What Is Infusoria?
The term infusoria is an old one that has changed in meaning over the years. At one time it referred to just about any microscopic, or nearly microscopic, organism that lived in fresh water. That use of that word long ago became outdated in the scientific community. However, the term infusoria is still used by many within the aquarium community, even by younger fish enthusiasts.
To aquarium enthusiasts infusoria refers to many small organisms in water that tiny fry can feed up upon. Although it's not feasible to name every organism that could be in an infusoria culture, some of the primary ones include:
- Algae (Volvox)
Where Are Infusoria Found?
Infusoria live in a watery environment and can be found everywhere. Purified water, such as that purchased in bottles at the store is relatively free of such organisms. At the other end of the spectrum are outdoor bodies of water, which are generally teaming with many types of microscopic organisms. Even puddles water by the roadside are full of infusoria.
Like other bodies of water, aquariums also have infusoria, however the quantities are usually not sufficient to support newborn fry. Therefore, aquarium owners must grow their own cultures if they wish to have enough infusoria to feed their newly hatched fry. The items needed to culture infusoria are pretty common, easy to find, and don't cost an arm and a leg. However, before delving into how to start your own infusoria culture, it's wise to know where not to get infusoria.
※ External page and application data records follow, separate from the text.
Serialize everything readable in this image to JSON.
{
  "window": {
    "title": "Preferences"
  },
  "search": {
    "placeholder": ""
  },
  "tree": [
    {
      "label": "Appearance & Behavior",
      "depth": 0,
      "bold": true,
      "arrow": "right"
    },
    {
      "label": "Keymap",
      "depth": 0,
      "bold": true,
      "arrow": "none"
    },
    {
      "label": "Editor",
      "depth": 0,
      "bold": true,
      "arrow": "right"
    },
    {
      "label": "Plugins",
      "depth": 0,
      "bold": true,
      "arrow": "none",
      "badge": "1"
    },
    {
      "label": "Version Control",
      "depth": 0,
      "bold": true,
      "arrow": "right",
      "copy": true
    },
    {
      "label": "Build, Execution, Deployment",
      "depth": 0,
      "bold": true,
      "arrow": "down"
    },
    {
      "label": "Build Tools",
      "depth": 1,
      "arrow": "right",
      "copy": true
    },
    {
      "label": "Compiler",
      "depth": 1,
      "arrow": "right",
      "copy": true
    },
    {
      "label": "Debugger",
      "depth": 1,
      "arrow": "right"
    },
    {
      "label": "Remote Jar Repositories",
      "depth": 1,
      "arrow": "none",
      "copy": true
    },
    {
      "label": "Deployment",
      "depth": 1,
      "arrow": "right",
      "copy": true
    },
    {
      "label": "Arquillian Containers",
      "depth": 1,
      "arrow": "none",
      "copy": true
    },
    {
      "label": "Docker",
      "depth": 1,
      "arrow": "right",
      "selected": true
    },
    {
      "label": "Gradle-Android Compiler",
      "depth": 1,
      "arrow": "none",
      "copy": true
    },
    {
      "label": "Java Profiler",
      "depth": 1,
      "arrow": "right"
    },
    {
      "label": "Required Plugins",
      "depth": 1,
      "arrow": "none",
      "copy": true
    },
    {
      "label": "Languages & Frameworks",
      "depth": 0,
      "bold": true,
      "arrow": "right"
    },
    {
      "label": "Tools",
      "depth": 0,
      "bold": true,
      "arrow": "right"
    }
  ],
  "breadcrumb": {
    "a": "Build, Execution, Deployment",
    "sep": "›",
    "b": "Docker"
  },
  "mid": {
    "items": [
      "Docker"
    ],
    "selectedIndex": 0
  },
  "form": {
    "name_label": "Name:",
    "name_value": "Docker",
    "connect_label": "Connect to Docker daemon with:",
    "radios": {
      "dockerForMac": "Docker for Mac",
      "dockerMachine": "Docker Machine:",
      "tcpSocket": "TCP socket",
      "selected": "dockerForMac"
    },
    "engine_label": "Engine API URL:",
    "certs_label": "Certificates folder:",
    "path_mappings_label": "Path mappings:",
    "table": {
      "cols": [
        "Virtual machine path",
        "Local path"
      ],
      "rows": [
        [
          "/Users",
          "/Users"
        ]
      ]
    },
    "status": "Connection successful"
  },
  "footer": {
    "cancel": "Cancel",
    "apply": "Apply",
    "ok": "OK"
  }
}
Pests In Infusoria
It is not unusual for aquarists to be told to trot down to the nearest pond and scoop up some water to get a good starter culture for infusoria. However, that practice brings considerable risk. The unwary aquarist in all likelihood is carrying home considerable grief in that little jar of pond water.
In nature there are often some undesirable elements hanging out with the good stuff. Water tigers, the larvae of the diving beetle, are particularly prolific and quite nasty. They'll eat anything they can get a hold of, including your young fish. Even bugs considered beneficial, such as the water boatman, can be dangerous to small fry. The list of undesirables abound, but the short list includes some common critters such as:
Home culturing of infusoria is relatively easy and inexpensive. A multitude of methods are possible, but the basics are all the same. Take water with organisms in it, such as your aquarium water. Add some nutrients such as blanched lettuce, to promote growth of the infusoria. Wait for the infusoria to grow, then feed to the fry. Nutrient material can range from lettuce to commercially preparations such as Liquifry. The key thing is to ensure all materials used are free of pests that might harm the young fish fry. Some of the myriad of things that aquarists have successfully used to create and maintain infusoria cultures include:
- Banana peel
- Lettuce (blanched or dried)
- Pablam or other powdered cereal
- Rabbit pellets
- Raw potato
- Rice - boiled
As the infusoria grow the water will become cloudy, and in some cases movement of the infusoria can be seen with the naked eye. Examination of a drop of water under the microscope will confirm the growth of the infusoria. Some aquarists will start more than one culture to allow them to be harvested at different times. With a little practice, it is possible to keep the culture going for extended periods of time.
Using the culture is quite easy, simply siphon off a portion of the cloudy water, taking care to avoid sucking up pieces of the decaying nutrient material. Drop the infusoria-laden water into the tank with the fry to give them a tasty meal. Tiny fry require frequent feedings of infusoria until the grow large enough for other foods, such as freshly hatched brine shrimp or commercially prepared fry foods.